(Data records)

━━━━

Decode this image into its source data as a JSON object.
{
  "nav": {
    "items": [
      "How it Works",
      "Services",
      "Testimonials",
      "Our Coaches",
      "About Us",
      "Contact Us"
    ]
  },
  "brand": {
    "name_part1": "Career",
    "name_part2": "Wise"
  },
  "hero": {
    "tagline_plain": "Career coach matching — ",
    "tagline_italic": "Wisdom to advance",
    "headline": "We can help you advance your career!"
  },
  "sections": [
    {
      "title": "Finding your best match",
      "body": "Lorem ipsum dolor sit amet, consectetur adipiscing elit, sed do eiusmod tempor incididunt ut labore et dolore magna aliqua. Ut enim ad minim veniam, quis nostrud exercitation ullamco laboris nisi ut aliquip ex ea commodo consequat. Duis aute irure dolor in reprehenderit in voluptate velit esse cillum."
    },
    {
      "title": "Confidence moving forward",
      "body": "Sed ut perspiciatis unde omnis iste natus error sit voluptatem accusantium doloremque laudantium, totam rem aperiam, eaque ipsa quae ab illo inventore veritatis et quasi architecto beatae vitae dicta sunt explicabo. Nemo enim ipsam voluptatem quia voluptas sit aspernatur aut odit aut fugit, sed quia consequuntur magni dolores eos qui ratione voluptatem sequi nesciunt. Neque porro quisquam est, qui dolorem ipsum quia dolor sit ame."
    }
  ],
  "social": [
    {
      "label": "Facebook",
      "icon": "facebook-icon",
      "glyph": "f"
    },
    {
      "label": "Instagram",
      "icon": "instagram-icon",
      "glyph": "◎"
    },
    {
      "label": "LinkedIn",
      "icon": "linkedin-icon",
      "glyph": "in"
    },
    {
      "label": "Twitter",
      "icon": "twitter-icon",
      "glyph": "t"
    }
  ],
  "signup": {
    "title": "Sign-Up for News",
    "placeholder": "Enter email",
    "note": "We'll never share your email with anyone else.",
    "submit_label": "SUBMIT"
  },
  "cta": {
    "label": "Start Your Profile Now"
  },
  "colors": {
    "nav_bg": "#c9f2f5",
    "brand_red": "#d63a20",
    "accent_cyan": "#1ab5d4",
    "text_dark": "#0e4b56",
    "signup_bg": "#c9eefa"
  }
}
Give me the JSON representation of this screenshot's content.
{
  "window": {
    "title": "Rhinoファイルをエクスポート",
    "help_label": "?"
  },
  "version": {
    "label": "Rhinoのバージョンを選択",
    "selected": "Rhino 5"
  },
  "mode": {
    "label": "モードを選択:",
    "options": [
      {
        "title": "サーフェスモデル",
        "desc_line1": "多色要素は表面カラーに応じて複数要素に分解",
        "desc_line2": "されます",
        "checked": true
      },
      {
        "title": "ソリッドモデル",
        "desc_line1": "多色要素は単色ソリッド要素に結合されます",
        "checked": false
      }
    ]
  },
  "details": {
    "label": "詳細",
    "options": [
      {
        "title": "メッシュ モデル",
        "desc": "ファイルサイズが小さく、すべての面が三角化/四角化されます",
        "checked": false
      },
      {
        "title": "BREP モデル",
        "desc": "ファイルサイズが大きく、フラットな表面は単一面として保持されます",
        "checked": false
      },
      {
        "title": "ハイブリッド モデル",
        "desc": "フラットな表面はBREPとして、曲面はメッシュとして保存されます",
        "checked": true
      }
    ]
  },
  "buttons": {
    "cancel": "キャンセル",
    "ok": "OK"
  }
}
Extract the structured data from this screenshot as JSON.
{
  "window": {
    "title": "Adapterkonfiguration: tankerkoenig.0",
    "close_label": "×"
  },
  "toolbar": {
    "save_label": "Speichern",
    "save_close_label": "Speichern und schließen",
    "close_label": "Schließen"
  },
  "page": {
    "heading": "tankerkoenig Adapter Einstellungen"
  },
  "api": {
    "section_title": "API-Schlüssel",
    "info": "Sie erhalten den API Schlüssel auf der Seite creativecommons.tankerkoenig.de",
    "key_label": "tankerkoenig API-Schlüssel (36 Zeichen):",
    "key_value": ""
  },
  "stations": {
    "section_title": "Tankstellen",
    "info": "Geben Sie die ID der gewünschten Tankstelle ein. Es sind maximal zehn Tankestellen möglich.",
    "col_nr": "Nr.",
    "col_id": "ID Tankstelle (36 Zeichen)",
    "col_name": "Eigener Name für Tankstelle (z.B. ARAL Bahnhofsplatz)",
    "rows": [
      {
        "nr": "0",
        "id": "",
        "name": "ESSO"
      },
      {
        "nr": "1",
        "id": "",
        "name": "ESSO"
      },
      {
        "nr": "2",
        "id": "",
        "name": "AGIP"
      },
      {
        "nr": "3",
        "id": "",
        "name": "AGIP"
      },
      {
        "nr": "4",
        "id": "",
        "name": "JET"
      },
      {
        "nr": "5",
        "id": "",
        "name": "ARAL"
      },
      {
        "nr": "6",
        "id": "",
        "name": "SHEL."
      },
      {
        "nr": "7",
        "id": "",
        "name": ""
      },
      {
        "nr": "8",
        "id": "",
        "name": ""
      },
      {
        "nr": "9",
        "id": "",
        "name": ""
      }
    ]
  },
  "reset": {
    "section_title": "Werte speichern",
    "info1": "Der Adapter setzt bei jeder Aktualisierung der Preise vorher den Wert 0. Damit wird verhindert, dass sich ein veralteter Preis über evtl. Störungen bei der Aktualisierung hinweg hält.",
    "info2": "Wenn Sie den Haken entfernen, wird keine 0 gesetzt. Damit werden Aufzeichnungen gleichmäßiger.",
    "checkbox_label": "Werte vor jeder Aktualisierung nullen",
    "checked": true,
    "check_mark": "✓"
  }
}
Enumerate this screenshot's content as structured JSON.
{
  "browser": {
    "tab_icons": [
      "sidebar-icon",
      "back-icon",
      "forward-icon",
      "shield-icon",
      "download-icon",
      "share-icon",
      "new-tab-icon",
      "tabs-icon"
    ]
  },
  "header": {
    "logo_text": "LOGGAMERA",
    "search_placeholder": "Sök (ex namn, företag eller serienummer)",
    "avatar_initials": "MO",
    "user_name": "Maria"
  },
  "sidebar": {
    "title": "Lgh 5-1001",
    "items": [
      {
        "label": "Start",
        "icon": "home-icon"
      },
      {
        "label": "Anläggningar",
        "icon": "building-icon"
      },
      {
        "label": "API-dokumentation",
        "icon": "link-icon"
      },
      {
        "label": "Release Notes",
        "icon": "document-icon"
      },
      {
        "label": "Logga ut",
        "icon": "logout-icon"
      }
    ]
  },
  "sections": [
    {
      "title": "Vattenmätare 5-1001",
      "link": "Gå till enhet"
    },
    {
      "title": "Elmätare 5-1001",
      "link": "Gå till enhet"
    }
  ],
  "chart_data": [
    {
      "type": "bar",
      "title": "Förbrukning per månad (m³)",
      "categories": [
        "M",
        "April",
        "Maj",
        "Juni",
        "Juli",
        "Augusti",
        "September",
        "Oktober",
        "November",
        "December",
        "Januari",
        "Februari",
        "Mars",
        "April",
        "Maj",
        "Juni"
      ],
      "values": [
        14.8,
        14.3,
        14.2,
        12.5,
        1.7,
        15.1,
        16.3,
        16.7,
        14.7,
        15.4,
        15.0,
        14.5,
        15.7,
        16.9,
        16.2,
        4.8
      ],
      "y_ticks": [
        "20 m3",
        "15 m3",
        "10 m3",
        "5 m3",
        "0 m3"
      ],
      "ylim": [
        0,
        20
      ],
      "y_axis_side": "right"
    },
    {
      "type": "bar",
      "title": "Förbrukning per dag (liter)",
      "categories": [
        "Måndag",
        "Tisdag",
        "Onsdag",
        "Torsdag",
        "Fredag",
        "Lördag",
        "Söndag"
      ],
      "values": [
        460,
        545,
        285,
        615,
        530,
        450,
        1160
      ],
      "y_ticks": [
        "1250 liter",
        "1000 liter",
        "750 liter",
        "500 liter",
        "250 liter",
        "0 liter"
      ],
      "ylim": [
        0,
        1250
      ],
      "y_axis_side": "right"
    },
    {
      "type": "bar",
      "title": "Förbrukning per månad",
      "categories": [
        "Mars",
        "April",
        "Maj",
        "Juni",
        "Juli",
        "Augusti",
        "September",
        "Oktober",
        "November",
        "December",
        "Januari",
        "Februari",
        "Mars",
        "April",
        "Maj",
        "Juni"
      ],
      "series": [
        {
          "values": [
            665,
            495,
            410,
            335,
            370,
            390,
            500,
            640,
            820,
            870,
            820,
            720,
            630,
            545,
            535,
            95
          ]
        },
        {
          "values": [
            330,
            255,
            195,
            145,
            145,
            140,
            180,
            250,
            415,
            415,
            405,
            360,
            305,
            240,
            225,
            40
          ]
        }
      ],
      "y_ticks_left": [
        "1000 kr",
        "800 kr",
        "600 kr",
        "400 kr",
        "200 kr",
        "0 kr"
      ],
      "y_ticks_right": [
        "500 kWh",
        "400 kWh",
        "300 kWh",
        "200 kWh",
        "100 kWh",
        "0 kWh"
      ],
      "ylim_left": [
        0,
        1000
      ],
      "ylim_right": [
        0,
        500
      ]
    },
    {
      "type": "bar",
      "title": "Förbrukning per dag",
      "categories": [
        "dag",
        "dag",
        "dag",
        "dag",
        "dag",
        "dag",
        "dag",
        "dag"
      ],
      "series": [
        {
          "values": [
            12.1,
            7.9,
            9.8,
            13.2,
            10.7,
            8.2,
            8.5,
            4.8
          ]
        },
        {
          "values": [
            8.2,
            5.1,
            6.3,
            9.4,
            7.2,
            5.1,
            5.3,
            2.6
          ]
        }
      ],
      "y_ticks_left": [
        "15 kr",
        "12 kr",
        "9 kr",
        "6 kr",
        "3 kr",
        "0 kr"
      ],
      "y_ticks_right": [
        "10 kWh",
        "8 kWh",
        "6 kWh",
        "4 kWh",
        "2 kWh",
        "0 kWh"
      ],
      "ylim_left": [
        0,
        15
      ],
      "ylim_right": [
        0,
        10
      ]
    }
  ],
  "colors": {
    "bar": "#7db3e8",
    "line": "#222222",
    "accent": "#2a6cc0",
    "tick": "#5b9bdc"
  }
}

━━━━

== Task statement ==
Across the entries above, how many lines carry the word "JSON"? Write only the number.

== Task result ==
4